Standardization can also help when things go wrong. While the workplace has undergone a digital transformation and forms of technology are increasingly reliable, small errors (as tiny as forgetting to turn on the plug at the wall!) can cause things to not work. But when meeting rooms are standardized, troubleshooting becomes a whole lot easier!
If meeting rooms appear the same across the workplace, troubleshooting becomes effortless. If you ever do encounter a problem, it’s likely that you already have discovered it in another room. Or, if it’s a brand new problem, you can note it down so that if you run into the same issue, it’s easily resolved!
You can dramatically reduce the time spent training staff members by standardizing meeting rooms (and the whole workplace). If you use the same technology across the office, you’ll only need to train a staff member on one of them, rather than a range of different hardware and software.
Starting a new job can be incredibly daunting, and any newbies will appreciate not needing to do too much training when they begin!
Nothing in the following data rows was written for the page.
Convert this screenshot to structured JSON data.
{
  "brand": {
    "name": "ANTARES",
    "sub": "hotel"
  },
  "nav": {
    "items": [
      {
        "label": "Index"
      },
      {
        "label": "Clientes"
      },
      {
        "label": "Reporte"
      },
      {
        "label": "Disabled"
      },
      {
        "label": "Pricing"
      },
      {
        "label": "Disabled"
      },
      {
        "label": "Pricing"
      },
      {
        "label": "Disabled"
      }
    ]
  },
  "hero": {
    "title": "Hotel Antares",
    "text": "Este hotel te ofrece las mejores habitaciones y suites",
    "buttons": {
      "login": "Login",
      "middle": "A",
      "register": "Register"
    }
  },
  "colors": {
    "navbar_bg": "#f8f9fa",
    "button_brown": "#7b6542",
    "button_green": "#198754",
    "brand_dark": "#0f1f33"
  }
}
If each department was making choices about their project management software, you could end up using Slack, Asana and Monday in just one office! However, if this is standardized and you invest in just one project management software, not only will it save you money, but you might be able to justify paying for the higher-level package (such as Asana’s business package or Slack’s business+ or enterprise grid).
This means that you’ll access better features than if you were using the more basic packages - for example, Slack’s enterprise grid offers collaboration with support for up to 50,000 members.
Having the same tools in your meeting rooms is an immediate fast track to audio-visual standardization. If you utilize identical hardware and software across rooms, then you’ll be much more likely to offer a universal experience across the workplace.
Some of the tools that you can incorporate include:
Software is another important part of meeting room standardization. Throughout the workplace, use the same virtual meeting software (such as Zoom or Microsoft Teams) and project management tools (such as Asana or Slack).
Not only does using the same software have potential money-saving benefits, as discussed above, but ensuring that your staff members are accustomed to a particular software platform is a surefire way to boost productivity and engagement.
Remote meetings are becoming increasingly commonplace, so don’t forget these when you are thinking about standardizing.
If your employees all have workplace laptops, try to make them the same, so troubleshooting becomes easier if anyone experiences issues during a remote meeting.
The use of virtual meeting spaces, informal virtual rooms where remote team members can gather in a more lifelike setting, is becoming more widespread.
There are lots of different platforms on offer, so it might take you time to find the perfect one for your workplace, but try to eventually select just one space to standardize this as well.
Make any decisions about hardware and software in standardized rooms at a higher level, rather than individual departments deciding.
Appoint one manager in the office - they could perhaps be in the human resources team - to make decisions about what hardware and software the business uses.
Of course, they could invite people’s comments about different tools, but ultimately this one person will decide on the standardized tools for the entire company.
As we move into a technology-focused workplace, increasing productivity and saving office time have never been more paramount. People are hyper-focused on the fact that menial tasks can waste a lot of their working time, and quite a few of these can be resolved by standardization.
By utilizing the same software and hardware throughout your meeting rooms - and indeed, in your whole office - you can have a more engaged, productive and ultimately successful workplace!